At Guantánamo this week, the Military Commission trial system convened for only the second time since President Obama announced a four-month freeze on all proceedings on his first day in office to give the new administration’s inter-departmental Guantánamo Task Force an opportunity to review the best ways in which to deal with the remaining prisoners inherited from the Bush administration.
Reviving the Commissions, ill-advisedly
In May, in a major speech on national security, Barack Obama signaled that he was planning to revive the Commissions, arguing that, with some amendments, they would be “fair, legitimate, and effective,” and promising to “work with Congress and legal authorities across the political spectrum on legislation” that would fulfill these aims.
So what’s happening now? According to a joint Washington Post / ProPublica article on Friday, “The Obama administration, fearing a battle with Congress that could stall plans to close Guantánamo, has drafted an executive order that would reassert presidential authority to incarcerate terrorism suspects indefinitely,” according to “three senior government officials.”

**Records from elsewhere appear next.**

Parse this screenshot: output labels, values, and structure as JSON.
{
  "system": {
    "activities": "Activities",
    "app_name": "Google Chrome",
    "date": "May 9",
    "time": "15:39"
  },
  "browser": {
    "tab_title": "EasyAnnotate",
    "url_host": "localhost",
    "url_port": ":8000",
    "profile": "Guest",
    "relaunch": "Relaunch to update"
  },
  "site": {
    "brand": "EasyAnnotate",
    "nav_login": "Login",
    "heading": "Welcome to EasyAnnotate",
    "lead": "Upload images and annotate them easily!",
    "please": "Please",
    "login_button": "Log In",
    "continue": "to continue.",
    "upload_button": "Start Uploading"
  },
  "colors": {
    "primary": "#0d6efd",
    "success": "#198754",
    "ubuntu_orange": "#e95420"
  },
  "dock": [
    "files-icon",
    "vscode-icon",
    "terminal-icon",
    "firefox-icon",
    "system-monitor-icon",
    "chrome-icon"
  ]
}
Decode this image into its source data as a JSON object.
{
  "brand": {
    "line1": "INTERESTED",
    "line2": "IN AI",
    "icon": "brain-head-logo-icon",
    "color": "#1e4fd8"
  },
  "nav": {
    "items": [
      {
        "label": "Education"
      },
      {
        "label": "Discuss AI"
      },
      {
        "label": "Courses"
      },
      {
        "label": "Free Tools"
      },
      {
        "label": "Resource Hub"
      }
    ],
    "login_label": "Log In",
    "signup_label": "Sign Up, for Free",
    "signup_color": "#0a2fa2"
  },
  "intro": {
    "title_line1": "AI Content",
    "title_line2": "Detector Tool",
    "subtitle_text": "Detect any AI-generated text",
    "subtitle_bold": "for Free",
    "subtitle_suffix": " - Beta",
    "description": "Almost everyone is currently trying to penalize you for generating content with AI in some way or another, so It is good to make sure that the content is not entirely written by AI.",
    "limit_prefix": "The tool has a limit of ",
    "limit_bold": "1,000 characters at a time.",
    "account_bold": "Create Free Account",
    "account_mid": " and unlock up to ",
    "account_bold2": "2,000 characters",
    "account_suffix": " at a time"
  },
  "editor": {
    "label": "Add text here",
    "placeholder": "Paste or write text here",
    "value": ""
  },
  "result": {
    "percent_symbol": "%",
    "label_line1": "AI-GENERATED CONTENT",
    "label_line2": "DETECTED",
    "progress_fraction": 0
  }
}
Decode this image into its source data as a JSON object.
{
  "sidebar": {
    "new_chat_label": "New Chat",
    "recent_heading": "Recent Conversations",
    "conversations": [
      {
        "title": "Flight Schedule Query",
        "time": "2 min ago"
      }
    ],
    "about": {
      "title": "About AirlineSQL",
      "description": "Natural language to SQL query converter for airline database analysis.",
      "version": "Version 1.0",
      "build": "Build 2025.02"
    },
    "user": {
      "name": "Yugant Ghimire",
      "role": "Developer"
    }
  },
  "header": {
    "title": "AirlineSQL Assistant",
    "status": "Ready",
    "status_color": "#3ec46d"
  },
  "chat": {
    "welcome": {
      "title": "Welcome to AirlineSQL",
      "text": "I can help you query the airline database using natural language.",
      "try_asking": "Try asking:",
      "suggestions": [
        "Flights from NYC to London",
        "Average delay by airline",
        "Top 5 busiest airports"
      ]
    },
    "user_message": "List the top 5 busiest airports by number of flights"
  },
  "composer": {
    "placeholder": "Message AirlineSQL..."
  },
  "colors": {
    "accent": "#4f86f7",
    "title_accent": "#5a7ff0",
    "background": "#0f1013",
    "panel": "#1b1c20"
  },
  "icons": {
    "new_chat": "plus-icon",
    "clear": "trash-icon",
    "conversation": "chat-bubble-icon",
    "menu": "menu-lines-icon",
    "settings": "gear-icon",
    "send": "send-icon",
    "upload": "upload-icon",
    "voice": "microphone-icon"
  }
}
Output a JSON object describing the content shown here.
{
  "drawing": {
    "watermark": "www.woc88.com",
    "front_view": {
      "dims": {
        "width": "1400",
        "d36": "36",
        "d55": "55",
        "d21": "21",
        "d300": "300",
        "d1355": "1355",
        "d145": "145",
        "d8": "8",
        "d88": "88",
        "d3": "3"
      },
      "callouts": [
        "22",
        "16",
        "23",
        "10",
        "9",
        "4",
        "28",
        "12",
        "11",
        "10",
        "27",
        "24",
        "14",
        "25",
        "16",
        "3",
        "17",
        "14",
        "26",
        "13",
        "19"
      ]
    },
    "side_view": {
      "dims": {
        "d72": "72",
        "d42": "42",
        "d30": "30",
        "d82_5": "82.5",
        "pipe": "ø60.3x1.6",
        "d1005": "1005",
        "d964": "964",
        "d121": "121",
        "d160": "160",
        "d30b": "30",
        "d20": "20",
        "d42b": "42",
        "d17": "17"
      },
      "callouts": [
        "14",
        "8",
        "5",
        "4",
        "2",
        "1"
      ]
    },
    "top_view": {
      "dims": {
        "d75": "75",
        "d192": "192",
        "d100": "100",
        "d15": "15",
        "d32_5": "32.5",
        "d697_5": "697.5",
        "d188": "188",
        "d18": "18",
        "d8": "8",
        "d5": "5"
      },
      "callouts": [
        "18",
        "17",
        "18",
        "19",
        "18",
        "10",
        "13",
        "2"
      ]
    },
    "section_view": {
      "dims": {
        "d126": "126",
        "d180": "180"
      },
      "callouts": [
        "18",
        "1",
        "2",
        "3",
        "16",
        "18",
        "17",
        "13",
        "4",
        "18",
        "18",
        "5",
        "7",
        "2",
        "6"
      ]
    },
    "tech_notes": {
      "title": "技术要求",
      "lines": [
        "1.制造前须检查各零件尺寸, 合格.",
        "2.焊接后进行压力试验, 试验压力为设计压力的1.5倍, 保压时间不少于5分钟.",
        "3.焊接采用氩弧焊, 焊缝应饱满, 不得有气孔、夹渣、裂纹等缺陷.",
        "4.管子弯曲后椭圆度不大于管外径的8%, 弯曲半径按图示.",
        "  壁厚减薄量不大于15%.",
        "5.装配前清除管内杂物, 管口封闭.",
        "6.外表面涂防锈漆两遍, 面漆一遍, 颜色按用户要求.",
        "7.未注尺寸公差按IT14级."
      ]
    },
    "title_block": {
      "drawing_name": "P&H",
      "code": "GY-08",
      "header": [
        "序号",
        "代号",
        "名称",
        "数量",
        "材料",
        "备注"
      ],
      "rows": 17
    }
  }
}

The administration moved swiftly to refute the story, with the Justice Department maintaining that it would not comment on specific plans until after July 21, when the administration’s inter-departmental Guantánamo Task Force is scheduled to complete its review of all the Guantánamo cases, and an unnamed official telling AFP that “no such draft order existed, though internal deliberations were taking place on how to deal with those inmates who could not be released or tried in civilian courts.” The Post accordingly revised its story online, stating that administration officials were only “crafting language for an executive order.”
In a leak that seems designed to gauge public opinion — and that of lawyers and other relevant parties around the world — anonymous officials in the Obama administration have told the New York Times about a proposal, in draft legislation to be submitted to Congress, which, as the Times put it, “would clear the way for detainees facing the death penalty [in Guantánamo] to plead guilty without a full trial.”
The five alleged co-conspirators in the 9/11 attacks. From the top: Khalid Sheikh Mohammed (KSM), Ramzi bin al-Shibh, Mustafa al-Hawsawi, Ali Abdul Aziz Ali and Walid bin Attash.